◆ EXERCISE INSTRUCTIONS: Where a line of the records holds the string "Preview", copy that line.

======

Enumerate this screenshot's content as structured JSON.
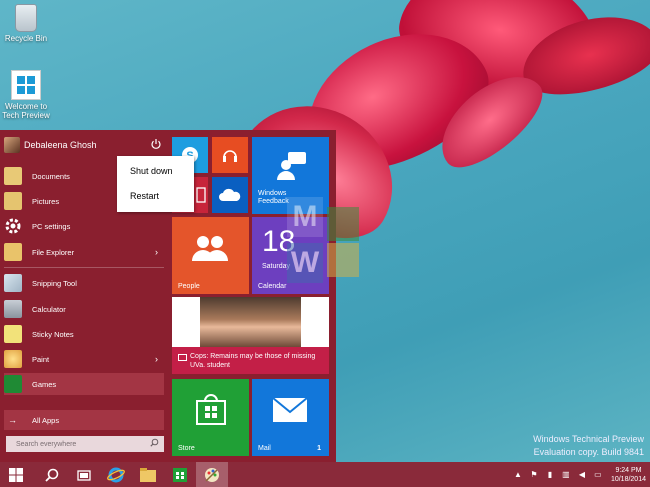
{
  "desktop": {
    "icons": [
      {
        "label": "Recycle Bin"
      },
      {
        "label": "Welcome to Tech Preview"
      }
    ],
    "watermark_letters": [
      "M",
      "W"
    ],
    "evaluation_line1": "Windows Technical Preview",
    "evaluation_line2": "Evaluation copy. Build 9841"
  },
  "start_menu": {
    "user_name": "Debaleena Ghosh",
    "power_menu": [
      "Shut down",
      "Restart"
    ],
    "places": [
      {
        "label": "Documents",
        "icon": "documents-icon"
      },
      {
        "label": "Pictures",
        "icon": "pictures-icon"
      },
      {
        "label": "PC settings",
        "icon": "settings-icon"
      },
      {
        "label": "File Explorer",
        "icon": "file-explorer-icon",
        "has_arrow": true
      }
    ],
    "apps": [
      {
        "label": "Snipping Tool",
        "icon": "snipping-tool-icon"
      },
      {
        "label": "Calculator",
        "icon": "calculator-icon"
      },
      {
        "label": "Sticky Notes",
        "icon": "sticky-notes-icon"
      },
      {
        "label": "Paint",
        "icon": "paint-icon",
        "has_arrow": true
      },
      {
        "label": "Games",
        "icon": "games-icon"
      }
    ],
    "all_apps": "All Apps",
    "search_placeholder": "Search everywhere",
    "tiles": {
      "feedback": "Windows Feedback",
      "people": "People",
      "calendar_day": "18",
      "calendar_weekday": "Saturday",
      "calendar_label": "Calendar",
      "news_headline": "Cops: Remains may be those of missing UVa. student",
      "store": "Store",
      "mail": "Mail",
      "mail_count": "1"
    }
  },
  "taskbar": {
    "time": "9:24 PM",
    "date": "10/18/2014"
  },
  "colors": {
    "accent": "#8a1f2f",
    "taskbar": "#8a2a3a"
  }
}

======

◆ EXERCISE SOLUTION:
        "label": "Welcome to Tech Preview"
    "evaluation_line1": "Windows Technical Preview",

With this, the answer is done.